Feeds

A year in spaaaaace: El Reg looks back on 2011

Era of the spaceplane ends, robot exploration continues

Top 5 reasons to deploy VMware with Tegile

Upstart start-ups get a look-in

But despite all the bad that went with the closure of the programme, there was also some potential good - possible successors to the shuttle.

At first the field seemed to be opening up to commercial companies that might be able to provide rockets at significantly lower costs, such as Elon Musk's SpaceX firm. But NASA was having a hard time letting go of the expensive and lavishly-staffed way it has always done things and announced it was planning a new kind of rocket based on recycled shuttle (and Apollo) technology, the Space Launch System.

NASA wasn't completely blind to the benefits of commercial space travel, however, setting up and distributing Commercial Crew Development funding for possible manned flights to Amazon-ian Jeff Bezos' Blue Origin space venture, Paypal alumni Elon Musk's SpaceX and the Sierra Nevada Corporation.

Out of that lot the prize goes to SpaceX, which will have the first mission to the International Space Station by a privately built and operated spacecraft early next year, NASA announced. The Dragon capsule, sitting on a Falcon 9 rocket, will (hopefully) deliver supplies to the ISS.

The Dragon capsule with 'Draco' rockets in action. Credit: SpaceX

The Dragon capsule with 'Draco' rockets in action. Credit: SpaceX

Nonetheless NASA isn't quite ready to let go of the old days, sending some of the commercial crew funds the way of United Launch Alliance - basically the entire existing US rocket business amalgamated into a huge monopoly. ULA is a joint venture of guess who? Yes, Lockheed Martin and Boeing.

ULA's offering for commercial manned flights is the trusty Atlas V rocket, which is to be man-rated to send astronauts into low-Earth orbit.

Plenty of Atlas Vs have already flown with unmanned missions - for instance carrying Juno, NASA's Jupiter probe, into space.

Artist's impression of Juno at Jupiter. Pic: NASA

Artist's impression of Juno at Jupiter. Credit: NASA

Juno, which will be busily unlocking the secrets of the early solar system when it eventually makes it to Jupiter in 2016, launched in August.

Top 5 reasons to deploy VMware with Tegile

More from The Register

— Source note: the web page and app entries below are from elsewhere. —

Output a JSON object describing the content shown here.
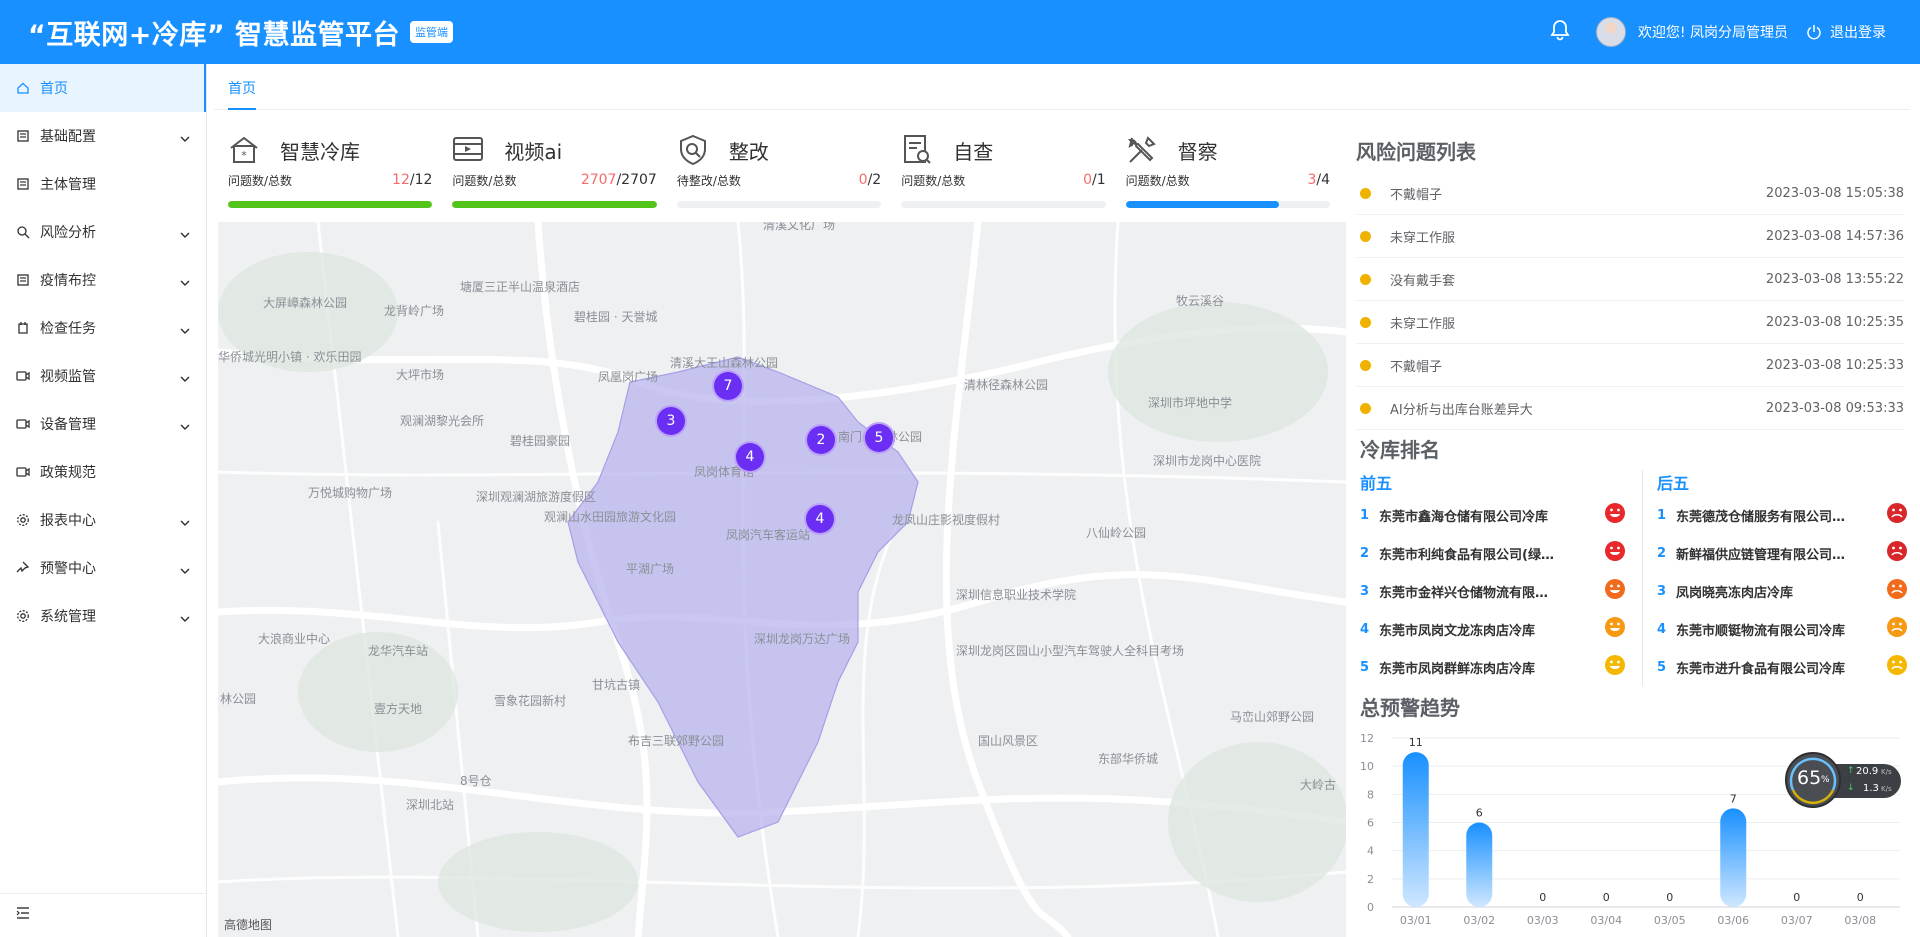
{
  "header": {
    "title": "“互联网+冷库” 智慧监管平台",
    "badge": "监管端",
    "welcome": "欢迎您! 凤岗分局管理员",
    "logout": "退出登录"
  },
  "sidebar": {
    "items": [
      {
        "label": "首页",
        "icon": "home-icon",
        "active": true
      },
      {
        "label": "基础配置",
        "icon": "config-icon",
        "expandable": true
      },
      {
        "label": "主体管理",
        "icon": "entity-icon"
      },
      {
        "label": "风险分析",
        "icon": "search-icon",
        "expandable": true
      },
      {
        "label": "疫情布控",
        "icon": "doc-icon",
        "expandable": true
      },
      {
        "label": "检查任务",
        "icon": "task-icon",
        "expandable": true
      },
      {
        "label": "视频监管",
        "icon": "video-icon",
        "expandable": true
      },
      {
        "label": "设备管理",
        "icon": "device-icon",
        "expandable": true
      },
      {
        "label": "政策规范",
        "icon": "policy-icon"
      },
      {
        "label": "报表中心",
        "icon": "gear-icon",
        "expandable": true
      },
      {
        "label": "预警中心",
        "icon": "pin-icon",
        "expandable": true
      },
      {
        "label": "系统管理",
        "icon": "gear-icon",
        "expandable": true
      }
    ]
  },
  "tabs": [
    {
      "label": "首页"
    }
  ],
  "stats": [
    {
      "title": "智慧冷库",
      "icon": "snowflake-house-icon",
      "sub": "问题数/总数",
      "problem": "12",
      "total": "/12",
      "progress": 1.0,
      "color": "#52c41a"
    },
    {
      "title": "视频ai",
      "icon": "film-icon",
      "sub": "问题数/总数",
      "problem": "2707",
      "total": "/2707",
      "progress": 1.0,
      "color": "#52c41a"
    },
    {
      "title": "整改",
      "icon": "shield-search-icon",
      "sub": "待整改/总数",
      "problem": "0",
      "total": "/2",
      "progress": 0,
      "color": "#52c41a"
    },
    {
      "title": "自查",
      "icon": "document-search-icon",
      "sub": "问题数/总数",
      "problem": "0",
      "total": "/1",
      "progress": 0,
      "color": "#52c41a"
    },
    {
      "title": "督察",
      "icon": "tools-icon",
      "sub": "问题数/总数",
      "problem": "3",
      "total": "/4",
      "progress": 0.75,
      "color": "#1890ff"
    }
  ],
  "map": {
    "labels": [
      "清溪文化广场",
      "塘厦三正半山温泉酒店",
      "大屏嶂森林公园",
      "龙背岭广场",
      "碧桂园 · 天誉城",
      "凤凰岗广场",
      "清溪大王山森林公园",
      "华侨城光明小镇 · 欢乐田园",
      "大坪市场",
      "观澜湖黎光会所",
      "碧桂园豪园",
      "南门山森林公园",
      "清林径森林公园",
      "牧云溪谷",
      "深圳市坪地中学",
      "深圳市龙岗中心医院",
      "万悦城购物广场",
      "深圳观澜湖旅游度假区",
      "凤岗体育馆",
      "观澜山水田园旅游文化园",
      "凤岗汽车客运站",
      "龙凤山庄影视度假村",
      "八仙岭公园",
      "平湖广场",
      "深圳信息职业技术学院",
      "深圳龙岗万达广场",
      "大浪商业中心",
      "龙华汽车站",
      "深圳龙岗区园山小型汽车驾驶人全科目考场",
      "林公园",
      "甘坑古镇",
      "壹方天地",
      "雪象花园新村",
      "布吉三联郊野公园",
      "国山风景区",
      "东部华侨城",
      "马峦山郊野公园",
      "大岭古",
      "8号仓",
      "深圳北站"
    ],
    "clusters": [
      "7",
      "3",
      "4",
      "2",
      "5",
      "4"
    ],
    "logo": "高德地图"
  },
  "risk": {
    "title": "风险问题列表",
    "items": [
      {
        "name": "不戴帽子",
        "time": "2023-03-08 15:05:38"
      },
      {
        "name": "未穿工作服",
        "time": "2023-03-08 14:57:36"
      },
      {
        "name": "没有戴手套",
        "time": "2023-03-08 13:55:22"
      },
      {
        "name": "未穿工作服",
        "time": "2023-03-08 10:25:35"
      },
      {
        "name": "不戴帽子",
        "time": "2023-03-08 10:25:33"
      },
      {
        "name": "AI分析与出库台账差异大",
        "time": "2023-03-08 09:53:33"
      }
    ]
  },
  "ranking": {
    "title": "冷库排名",
    "top_label": "前五",
    "bottom_label": "后五",
    "top": [
      {
        "idx": "1",
        "name": "东莞市鑫海仓储有限公司冷库",
        "face": "#e8282a"
      },
      {
        "idx": "2",
        "name": "东莞市利纯食品有限公司(绿…",
        "face": "#e8282a"
      },
      {
        "idx": "3",
        "name": "东莞市金祥兴仓储物流有限…",
        "face": "#f26b1d"
      },
      {
        "idx": "4",
        "name": "东莞市凤岗文龙冻肉店冷库",
        "face": "#f59a12"
      },
      {
        "idx": "5",
        "name": "东莞市凤岗群鲜冻肉店冷库",
        "face": "#f5b800"
      }
    ],
    "bottom": [
      {
        "idx": "1",
        "name": "东莞德茂仓储服务有限公司…",
        "face": "#d9262a"
      },
      {
        "idx": "2",
        "name": "新鲜福供应链管理有限公司…",
        "face": "#d9262a"
      },
      {
        "idx": "3",
        "name": "凤岗晓亮冻肉店冷库",
        "face": "#f26b1d"
      },
      {
        "idx": "4",
        "name": "东莞市顺铤物流有限公司冷库",
        "face": "#f59a12"
      },
      {
        "idx": "5",
        "name": "东莞市进升食品有限公司冷库",
        "face": "#f5b800"
      }
    ]
  },
  "trend": {
    "title": "总预警趋势"
  },
  "chart_data": {
    "type": "bar",
    "title": "总预警趋势",
    "categories": [
      "03/01",
      "03/02",
      "03/03",
      "03/04",
      "03/05",
      "03/06",
      "03/07",
      "03/08"
    ],
    "values": [
      11,
      6,
      0,
      0,
      0,
      7,
      0,
      0
    ],
    "yticks": [
      0,
      2,
      4,
      6,
      8,
      10,
      12
    ],
    "ylim": [
      0,
      12
    ],
    "grid": true,
    "color": "#1890ff"
  },
  "speed_widget": {
    "percent": "65",
    "unit": "%",
    "up": "20.9",
    "down": "1.3",
    "rate_unit": "K/s"
  }
}
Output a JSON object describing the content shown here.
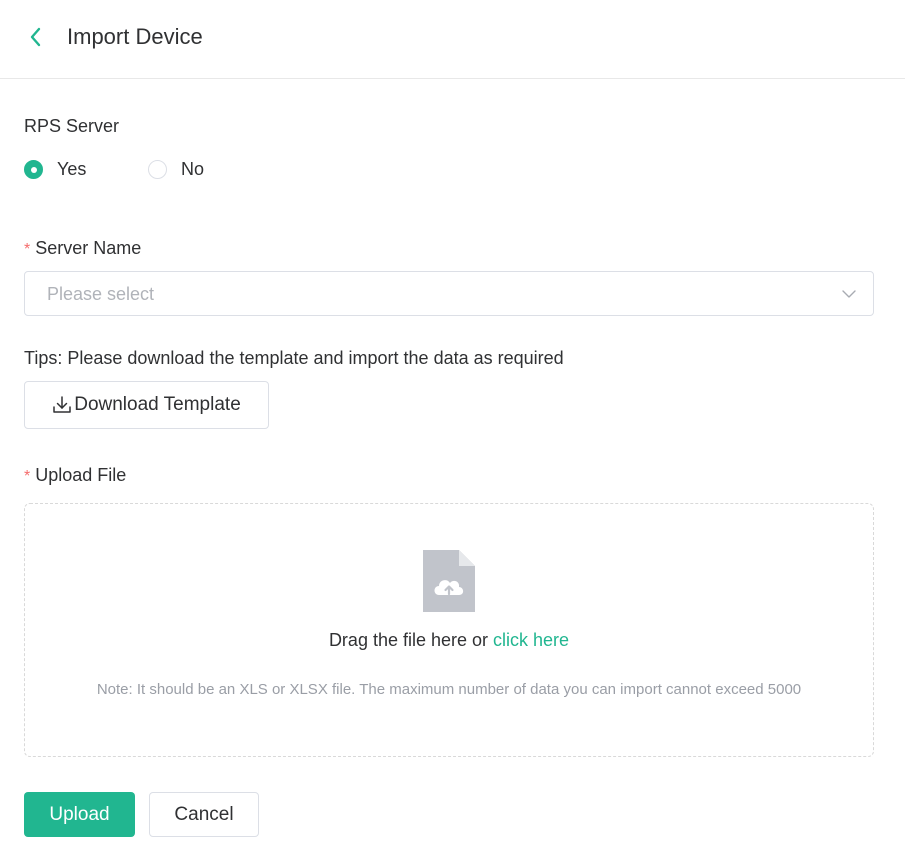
{
  "header": {
    "title": "Import Device",
    "back_icon": "chevron-left-icon"
  },
  "rps_server": {
    "label": "RPS Server",
    "options": [
      {
        "label": "Yes",
        "checked": true
      },
      {
        "label": "No",
        "checked": false
      }
    ]
  },
  "server_name": {
    "required_mark": "*",
    "label": "Server Name",
    "placeholder": "Please select"
  },
  "tips": "Tips: Please download the template and import the data as required",
  "download_button": {
    "label": "Download Template",
    "icon": "download-icon"
  },
  "upload_file": {
    "required_mark": "*",
    "label": "Upload File",
    "drop_text": "Drag the file here or ",
    "click_text": "click here",
    "note": "Note: It should be an XLS or XLSX file. The maximum number of data you can import cannot exceed 5000",
    "icon": "file-upload-icon"
  },
  "actions": {
    "upload_label": "Upload",
    "cancel_label": "Cancel"
  },
  "colors": {
    "accent": "#21b690",
    "required": "#f56c6c",
    "placeholder": "#b0b3b9",
    "note": "#9a9ea6"
  }
}
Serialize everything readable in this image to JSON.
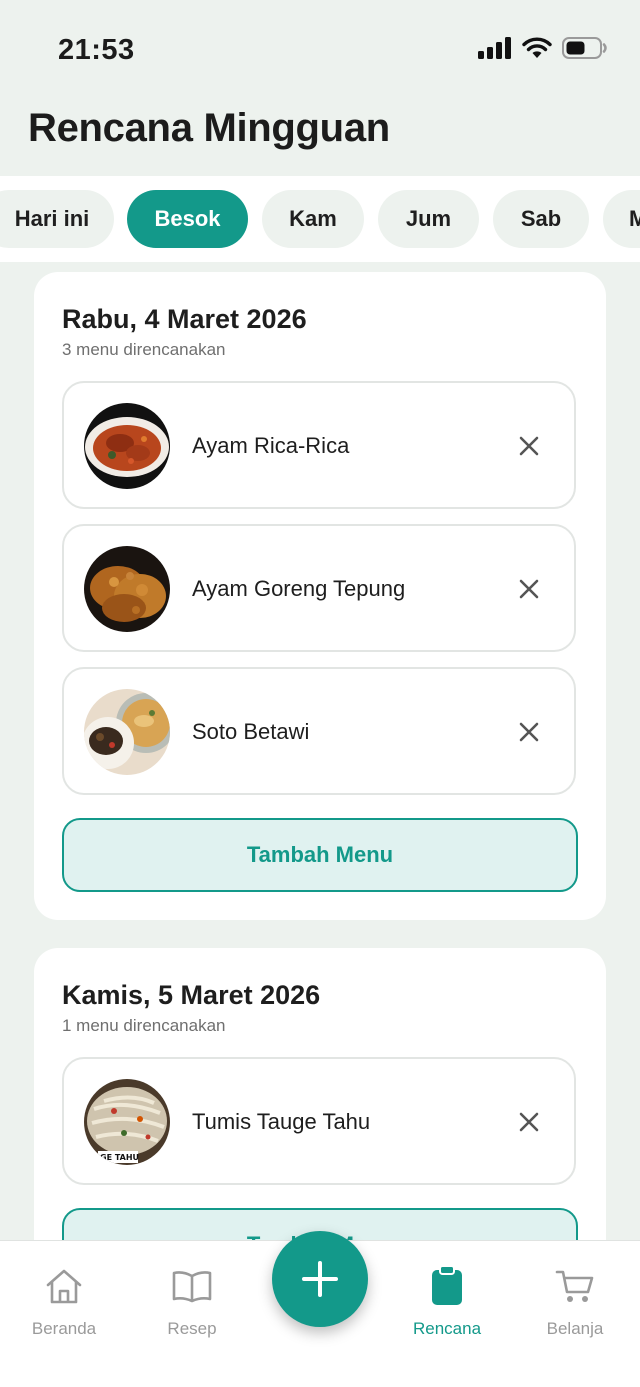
{
  "status_bar": {
    "time": "21:53"
  },
  "header": {
    "title": "Rencana Mingguan"
  },
  "day_tabs": [
    {
      "label": "Hari ini",
      "active": false
    },
    {
      "label": "Besok",
      "active": true
    },
    {
      "label": "Kam",
      "active": false
    },
    {
      "label": "Jum",
      "active": false
    },
    {
      "label": "Sab",
      "active": false
    },
    {
      "label": "M",
      "active": false
    }
  ],
  "days": [
    {
      "date": "Rabu, 4 Maret 2026",
      "count_text": "3 menu direncanakan",
      "meals": [
        {
          "name": "Ayam Rica-Rica"
        },
        {
          "name": "Ayam Goreng Tepung"
        },
        {
          "name": "Soto Betawi"
        }
      ],
      "add_label": "Tambah Menu"
    },
    {
      "date": "Kamis, 5 Maret 2026",
      "count_text": "1 menu direncanakan",
      "meals": [
        {
          "name": "Tumis Tauge Tahu",
          "photo_caption": "GE TAHU"
        }
      ],
      "add_label": "Tambah Menu"
    }
  ],
  "bottom_nav": [
    {
      "label": "Beranda",
      "icon": "home-icon",
      "active": false
    },
    {
      "label": "Resep",
      "icon": "book-icon",
      "active": false
    },
    {
      "label": "Rencana",
      "icon": "clipboard-icon",
      "active": true
    },
    {
      "label": "Belanja",
      "icon": "cart-icon",
      "active": false
    }
  ],
  "colors": {
    "accent": "#13998a",
    "background": "#edf2ee",
    "accent_light": "#e0f2f0"
  }
}
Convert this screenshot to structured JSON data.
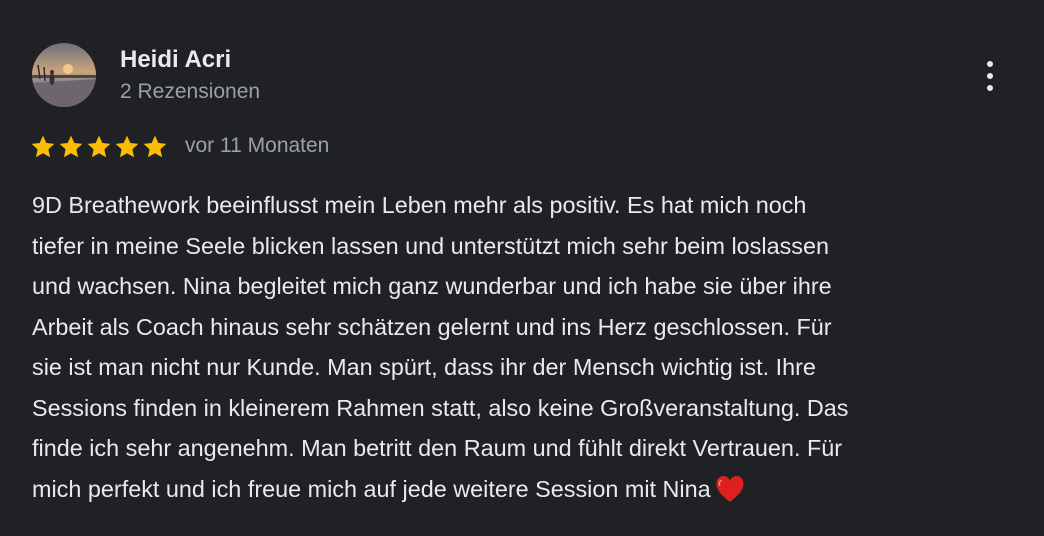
{
  "review": {
    "author": {
      "name": "Heidi Acri",
      "review_count": "2 Rezensionen",
      "avatar_icon": "profile-photo"
    },
    "rating": {
      "stars": 5,
      "max": 5,
      "color": "#fbbc04"
    },
    "date": "vor 11 Monaten",
    "text_lines": [
      "9D Breathework beeinflusst mein Leben mehr als positiv. Es hat mich noch",
      "tiefer in meine Seele blicken lassen und unterstützt mich sehr beim loslassen",
      "und wachsen. Nina begleitet mich ganz wunderbar und ich habe sie über ihre",
      "Arbeit als Coach hinaus sehr schätzen gelernt und ins Herz geschlossen. Für",
      "sie ist man nicht nur Kunde. Man spürt, dass ihr der Mensch wichtig ist. Ihre",
      "Sessions finden in kleinerem Rahmen statt, also keine Großveranstaltung. Das",
      "finde ich sehr angenehm. Man betritt den Raum und fühlt direkt Vertrauen. Für",
      "mich perfekt und ich freue mich auf jede weitere Session mit Nina"
    ],
    "trailing_icon": "red-heart-emoji",
    "more_options_icon": "more-vertical-icon"
  },
  "theme": {
    "background": "#202124",
    "text_primary": "#e8eaed",
    "text_secondary": "#9aa0a6",
    "heart_color": "#e0201e"
  }
}
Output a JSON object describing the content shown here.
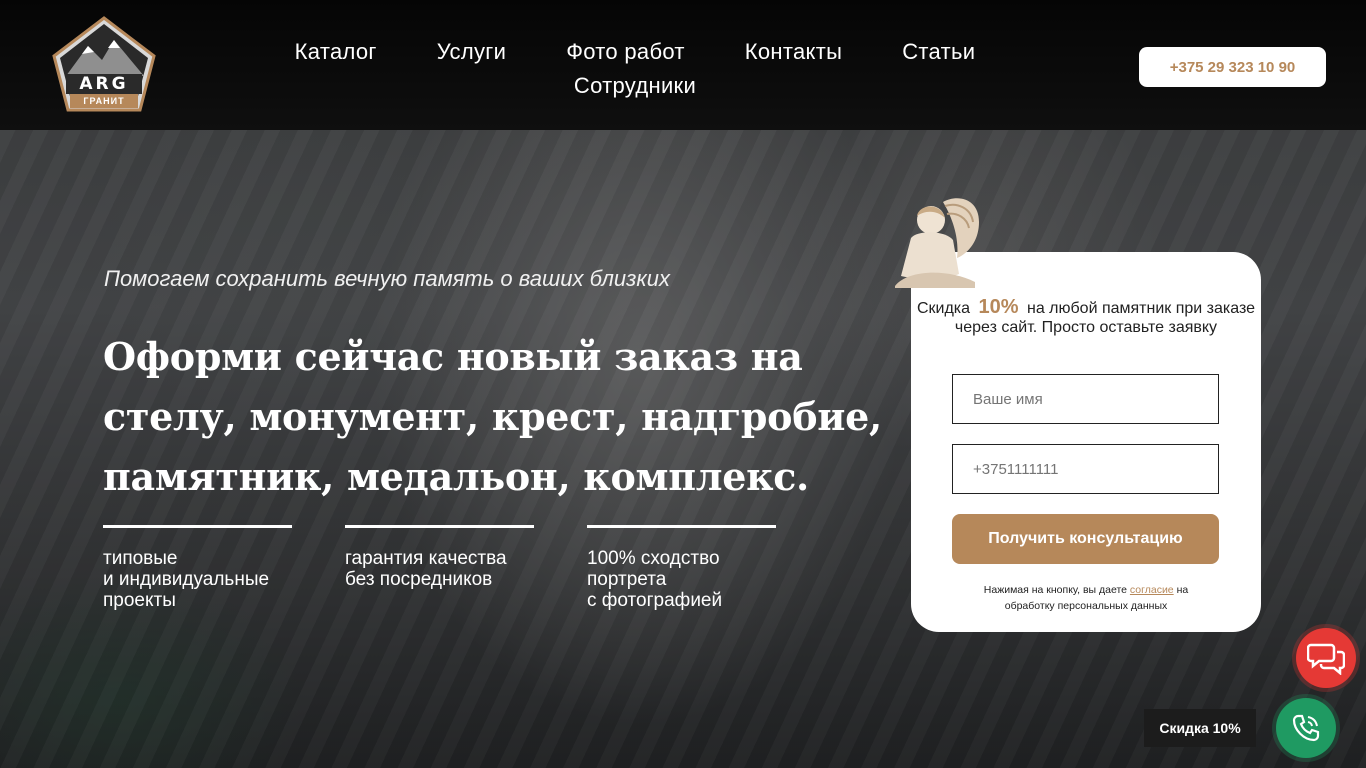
{
  "header": {
    "logo_text": "ARG",
    "logo_subtext": "ГРАНИТ",
    "nav": [
      "Каталог",
      "Услуги",
      "Фото работ",
      "Контакты",
      "Статьи",
      "Сотрудники"
    ],
    "phone": "+375 29 323 10 90"
  },
  "hero": {
    "tagline": "Помогаем сохранить вечную память о ваших близких",
    "headline": "Оформи сейчас новый заказ на стелу, монумент, крест, надгробие, памятник, медальон, комплекс.",
    "features": [
      "типовые\nи индивидуальные\nпроекты",
      "гарантия качества\nбез посредников",
      "100% сходство\nпортрета\nс фотографией"
    ]
  },
  "form": {
    "promo_before": "Скидка",
    "promo_percent": "10%",
    "promo_after": "на любой памятник при заказе через сайт. Просто оставьте заявку",
    "name_placeholder": "Ваше имя",
    "phone_placeholder": "+3751111111",
    "submit_label": "Получить консультацию",
    "consent_before": "Нажимая на кнопку, вы даете",
    "consent_link": "согласие",
    "consent_after": "на обработку персональных данных"
  },
  "widgets": {
    "discount_label": "Скидка 10%"
  },
  "colors": {
    "accent": "#b6885a",
    "chat": "#e53935",
    "call": "#1f9a62",
    "header_bg": "#050505"
  },
  "icons": [
    "logo-mountain-icon",
    "angel-icon",
    "chat-bubbles-icon",
    "phone-call-icon"
  ]
}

next story
Renewable energy 'simply WON'T WORK': Top Google engineers
Windmills, solar, tidal - all a 'false hope', say Stanford PhDs
SEX BEAST SEALS may be egging each other on to ATTACK PENGUINS
Boffin: 'I think the behaviour is increasing in frequency'
Post-pub nosh neckfiller: The MIGHTY Scotch egg
Off to the boozer? This delicacy might help mitigate the effects
I'M SO SORRY, sobs Rosetta Brit boffin in 'sexist' sexy shirt storm
'He is just being himself' says proud mum of larger-than-life physicist
NASA launches new climate model at SC14
75 days of supercomputing later ...
Britain's HUMAN DNA-strewing Moon mission rakes in £200k
3 days, and Kickstarter moves lander 37% nearer takeoff
Simon's says quantum computing will work
Boffins blast algorithm with half a dozen qubits
prev story

Whitepapers

Why cloud backup?
Combining the latest advancements in disk-based backup with secure, integrated, cloud technologies offer organizations fast and assured recovery of their critical enterprise data.
A strategic approach to identity relationship management
ForgeRock commissioned Forrester to evaluate companies’ IAM practices and requirements when it comes to customer-facing scenarios versus employee-facing ones.
Reg Reader Research: SaaS based Email and Office Productivity Tools
Read this Reg reader report which provides advice and guidance for SMBs towards the use of SaaS based email and Office productivity tools.
Internet Security Threat Report 2014
An overview and analysis of the year in global threat activity: identify, analyze, and provide commentary on emerging trends in the dynamic threat landscape.
Top 5 reasons to deploy VMware with Tegile
Data demand and the rise of virtualization is challenging IT teams to deliver storage performance, scalability and capacity that can keep up, while maximizing efficiency.